▶ WORK INSTRUCTION:
In the answer, each line of the listing should appear again unchanged.

'''

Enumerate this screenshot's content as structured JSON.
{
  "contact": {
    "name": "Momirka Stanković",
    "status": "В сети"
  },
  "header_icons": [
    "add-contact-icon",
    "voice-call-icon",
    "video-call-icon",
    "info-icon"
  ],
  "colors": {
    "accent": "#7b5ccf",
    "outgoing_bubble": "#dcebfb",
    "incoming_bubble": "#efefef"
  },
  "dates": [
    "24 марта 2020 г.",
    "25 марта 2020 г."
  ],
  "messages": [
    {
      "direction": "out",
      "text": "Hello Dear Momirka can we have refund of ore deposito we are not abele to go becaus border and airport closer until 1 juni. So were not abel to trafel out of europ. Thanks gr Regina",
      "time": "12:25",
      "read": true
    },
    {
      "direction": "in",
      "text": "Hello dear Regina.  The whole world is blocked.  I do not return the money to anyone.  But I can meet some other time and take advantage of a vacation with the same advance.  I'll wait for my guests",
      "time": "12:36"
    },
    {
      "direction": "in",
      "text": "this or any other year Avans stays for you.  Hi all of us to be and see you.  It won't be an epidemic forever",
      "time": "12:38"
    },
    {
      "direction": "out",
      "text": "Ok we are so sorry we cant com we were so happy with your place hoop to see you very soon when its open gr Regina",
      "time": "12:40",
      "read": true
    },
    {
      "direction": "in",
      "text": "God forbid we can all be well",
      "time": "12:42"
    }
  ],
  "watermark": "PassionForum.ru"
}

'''

▶ EXERCISE ANSWER:
Enumerate this screenshot's content as structured JSON.
{
  "contact": {
    "name": "Momirka Stanković",
    "status": "В сети"
  },
  "header_icons": [
    "add-contact-icon",
    "voice-call-icon",
    "video-call-icon",
    "info-icon"
  ],
  "colors": {
    "accent": "#7b5ccf",
    "outgoing_bubble": "#dcebfb",
    "incoming_bubble": "#efefef"
  },
  "dates": [
    "24 марта 2020 г.",
    "25 марта 2020 г."
  ],
  "messages": [
    {
      "direction": "out",
      "text": "Hello Dear Momirka can we have refund of ore deposito we are not abele to go becaus border and airport closer until 1 juni. So were not abel to trafel out of europ. Thanks gr Regina",
      "time": "12:25",
      "read": true
    },
    {
      "direction": "in",
      "text": "Hello dear Regina.  The whole world is blocked.  I do not return the money to anyone.  But I can meet some other time and take advantage of a vacation with the same advance.  I'll wait for my guests",
      "time": "12:36"
    },
    {
      "direction": "in",
      "text": "this or any other year Avans stays for you.  Hi all of us to be and see you.  It won't be an epidemic forever",
      "time": "12:38"
    },
    {
      "direction": "out",
      "text": "Ok we are so sorry we cant com we were so happy with your place hoop to see you very soon when its open gr Regina",
      "time": "12:40",
      "read": true
    },
    {
      "direction": "in",
      "text": "God forbid we can all be well",
      "time": "12:42"
    }
  ],
  "watermark": "PassionForum.ru"
}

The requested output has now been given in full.